James Rainey, the new head of the U.S. Army Futures Command, said in a speech at the American Army Association breakfast on Wednesday, that the agency has shifted its focus from delivering a modernized force by 2030 to designing the army of 2040.
According to DefenseNews, the command, headquartered in Texas, which was established in 2017 and became operational in 2018, was tasked with modernizing the force by 2030. The army leadership developed a list of priorities and weapons systems to be developed in order to fully form a force capable of successfully combating close rivals Russia and China.

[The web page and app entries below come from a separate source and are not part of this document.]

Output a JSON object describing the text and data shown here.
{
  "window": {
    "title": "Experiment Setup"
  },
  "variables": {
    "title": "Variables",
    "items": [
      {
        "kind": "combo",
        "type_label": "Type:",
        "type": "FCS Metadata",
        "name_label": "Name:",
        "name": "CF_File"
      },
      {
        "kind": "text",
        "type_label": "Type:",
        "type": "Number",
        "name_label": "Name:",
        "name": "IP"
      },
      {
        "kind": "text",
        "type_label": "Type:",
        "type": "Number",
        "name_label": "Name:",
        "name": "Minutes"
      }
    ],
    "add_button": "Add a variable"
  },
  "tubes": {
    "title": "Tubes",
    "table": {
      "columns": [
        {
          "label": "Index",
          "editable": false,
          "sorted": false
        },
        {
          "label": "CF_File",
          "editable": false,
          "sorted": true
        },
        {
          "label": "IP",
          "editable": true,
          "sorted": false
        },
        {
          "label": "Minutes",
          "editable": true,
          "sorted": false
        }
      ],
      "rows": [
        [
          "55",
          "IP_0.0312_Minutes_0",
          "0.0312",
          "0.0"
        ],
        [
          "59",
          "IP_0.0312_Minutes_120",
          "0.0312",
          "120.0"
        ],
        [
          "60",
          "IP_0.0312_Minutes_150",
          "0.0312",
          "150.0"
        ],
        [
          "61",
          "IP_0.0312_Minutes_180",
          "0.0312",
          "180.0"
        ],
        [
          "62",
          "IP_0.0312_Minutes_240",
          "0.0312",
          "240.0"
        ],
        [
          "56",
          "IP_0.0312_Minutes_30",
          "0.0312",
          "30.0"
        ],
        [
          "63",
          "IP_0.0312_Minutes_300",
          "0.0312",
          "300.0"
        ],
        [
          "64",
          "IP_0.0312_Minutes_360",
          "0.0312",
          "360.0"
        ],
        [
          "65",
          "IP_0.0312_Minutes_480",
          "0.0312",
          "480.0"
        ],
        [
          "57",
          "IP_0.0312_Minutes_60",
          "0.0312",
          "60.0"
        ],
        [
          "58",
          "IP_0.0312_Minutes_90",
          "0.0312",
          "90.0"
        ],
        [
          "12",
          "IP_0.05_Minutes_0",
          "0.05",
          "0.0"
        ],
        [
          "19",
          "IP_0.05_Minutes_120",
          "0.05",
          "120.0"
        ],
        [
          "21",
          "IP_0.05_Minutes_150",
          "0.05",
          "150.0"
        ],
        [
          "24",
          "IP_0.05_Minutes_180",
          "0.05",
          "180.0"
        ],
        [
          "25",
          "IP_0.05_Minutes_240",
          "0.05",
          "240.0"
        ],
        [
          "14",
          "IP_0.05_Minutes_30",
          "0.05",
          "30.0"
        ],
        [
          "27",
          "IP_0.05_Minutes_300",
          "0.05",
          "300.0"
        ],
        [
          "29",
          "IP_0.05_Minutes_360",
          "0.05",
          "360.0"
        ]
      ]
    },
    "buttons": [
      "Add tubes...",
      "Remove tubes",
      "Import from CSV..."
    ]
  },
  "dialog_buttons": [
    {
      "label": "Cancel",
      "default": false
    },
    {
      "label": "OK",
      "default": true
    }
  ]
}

General James Rainey became the second Army Future Command chief in 2022 after the retirement of the first commander, General Mike Murray. “Modernization is part of transformation, but modernizing and not transforming will result in a group of masses without the right leaders, trained units, and formational lethality,” Rainey said.
Concerning the speed threat posed in the US military’s National Defense Strategy, Rainey said: “We need to outrun the Chinese, boldly manoeuvre ahead of them. The army needs to grab some ground and anchor there so that when they wake up, they’ll think about how to keep up with us. I think that’s one of the things we can do as an institution.”
Rainey said that the command is already working on a concept for 2040, and it’s happening at the Futures and Concepts Centre. According to Rainey, preparing for a future war consists of assessing what will and will not change between now and 2040, and the consequences.
Rainey stressed that while the focus has shifted to achieving the goals set for 2030, action now needs to be taken to maintain a force design for 2040. Rainey underlined that to deliver capability by 2040, fielding should begin in 2035.